According to the CLP nominations so far, I'm currently 10th in the race for the 9 CLP reps on the NEC, which is an exciting place to be!

The deadline for CLPs to nominate NEC candidates is fast approaching on the 27th September.

There are over 200 CLPs with nomination meetings scheduled in the next two weeks.

How is the battle for nominations going so far?

The headline figures are that Momentum are ahead, but not by an insurmountable margin given there are hundreds of CLPs still to nominate. Labour to Win candidates already have more nominations than in 2018, with two weeks to go, and Momentum have lost many of the CLPs they won then.
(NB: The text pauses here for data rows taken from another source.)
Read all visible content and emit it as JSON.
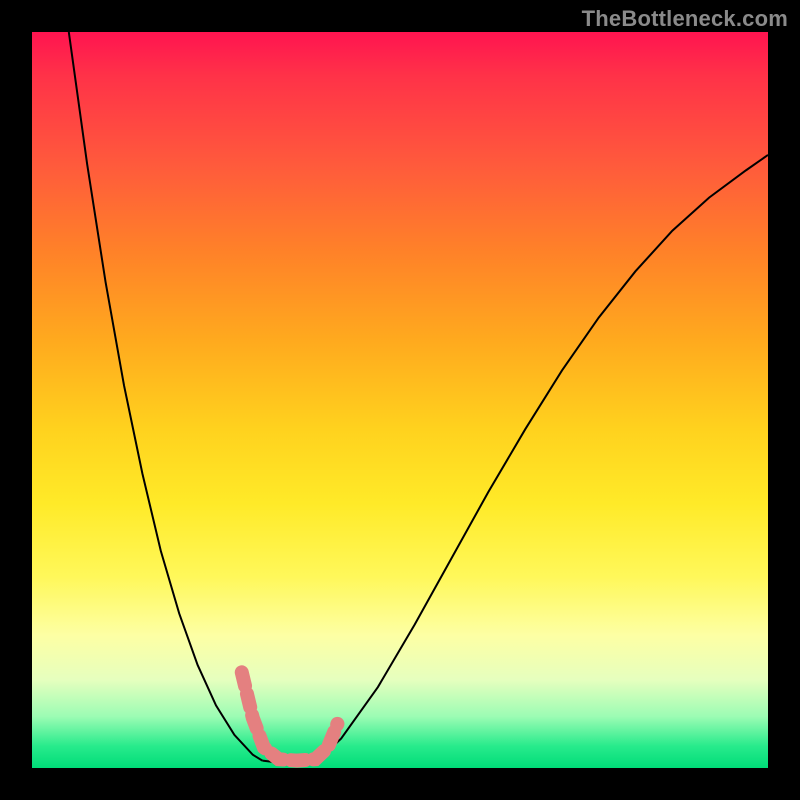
{
  "watermark": "TheBottleneck.com",
  "chart_data": {
    "type": "line",
    "title": "",
    "xlabel": "",
    "ylabel": "",
    "xlim": [
      0,
      1
    ],
    "ylim": [
      0,
      1
    ],
    "series": [
      {
        "name": "left-curve",
        "x": [
          0.05,
          0.075,
          0.1,
          0.125,
          0.15,
          0.175,
          0.2,
          0.225,
          0.25,
          0.275,
          0.3,
          0.313
        ],
        "y": [
          1.0,
          0.82,
          0.66,
          0.52,
          0.4,
          0.295,
          0.21,
          0.14,
          0.085,
          0.045,
          0.018,
          0.01
        ]
      },
      {
        "name": "valley-floor",
        "x": [
          0.313,
          0.33,
          0.36,
          0.388
        ],
        "y": [
          0.01,
          0.008,
          0.008,
          0.01
        ]
      },
      {
        "name": "right-curve",
        "x": [
          0.388,
          0.42,
          0.47,
          0.52,
          0.57,
          0.62,
          0.67,
          0.72,
          0.77,
          0.82,
          0.87,
          0.92,
          0.97,
          1.0
        ],
        "y": [
          0.01,
          0.04,
          0.11,
          0.195,
          0.285,
          0.375,
          0.46,
          0.54,
          0.612,
          0.675,
          0.73,
          0.775,
          0.812,
          0.833
        ]
      }
    ],
    "highlight": {
      "description": "dashed pink segment around valley bottom",
      "path_xy": [
        [
          0.285,
          0.13
        ],
        [
          0.3,
          0.068
        ],
        [
          0.315,
          0.028
        ],
        [
          0.335,
          0.012
        ],
        [
          0.36,
          0.01
        ],
        [
          0.385,
          0.012
        ],
        [
          0.402,
          0.028
        ],
        [
          0.415,
          0.06
        ]
      ],
      "color": "#e48080"
    },
    "legend": null,
    "annotations": []
  }
}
Here are the numbers from Friday, when 120 CLPs in total had nominated:

Laura Pidcock                      Momentum                    83 CLPs
Ann Black                            Open Labour                  81
Yasmine Dar                         Momentum                   68
Gemma Bolton                     Momentum                    67
Mish Rahman                       Momentum                     65
Johanna Baxter                  Labour to Win                     61
Nadia Jama                           Momentum                            60
Gurinder Singh Josan      Labour to Win                     59
Ann Henderson                    Momentum                            56
Luke Akehurst                    Labour to Win                     45
Theresa Griffin                    Tribune                                 38
Jermain Jackman                 Open Labour                        36
Michael Payne                    Labour to Win                     35
Terry Paul                            Labour to Win                     31
Shama Tatler                       Labour to Win                     30
Paula Sherriff                      Tribune                                 25
Crispin Flintoff                      Independent                         16
Roger Silverman                  Labour Left Alliance            14
Vince Maple                          Independent                         12
Liz McInnes                          Tribune                                  11
Cameron Mitchell                 Independent                         11
Alex Beverley                       Independent                         11

Another 12 candidates also have the required 5 nominations to get on the ballot.

Things to bear in mind:

·         The final ballot is by Single Transferable Vote so it will award seats roughly proportionately between the factions – the days of one grouping taking all nine seats are gone.
·         Any increase in our representation from the 2 of 9 seats we already hold strengthens the mainstream majority on the NEC as a whole.
·         Over 100,000 new members who joined the party to vote for Keir, Lisa or Jess didn’t get a vote in the February NEC by-elections that saw Gurinder and Johanna narrowly win. They can now vote. And the Hard Left keep complaining that many of their supporters have quit the party …
·         With every week of nominations, our position has got stronger compared to Momentum’s.
·         Over 80% of the CLPs nominating Labour to Win candidates are gains we didn't win in 2018.
·         We are doing best in CLPs with All Member Meetings where the new members can vote, and Momentum are mainly holding on where there is a delegate GC system – AGM cancellations due to the General Election and COVID mean some GC delegates were elected at the height of Corbynism in 2018.
·         We are doing best in the CLPs with the largest membership that will have the most voting members in the final ballot while many of Momentum’s nominations come from small CLPs.

by Luke Akehurst (noreply@blogger.com) at September 14, 2020 04:14 PM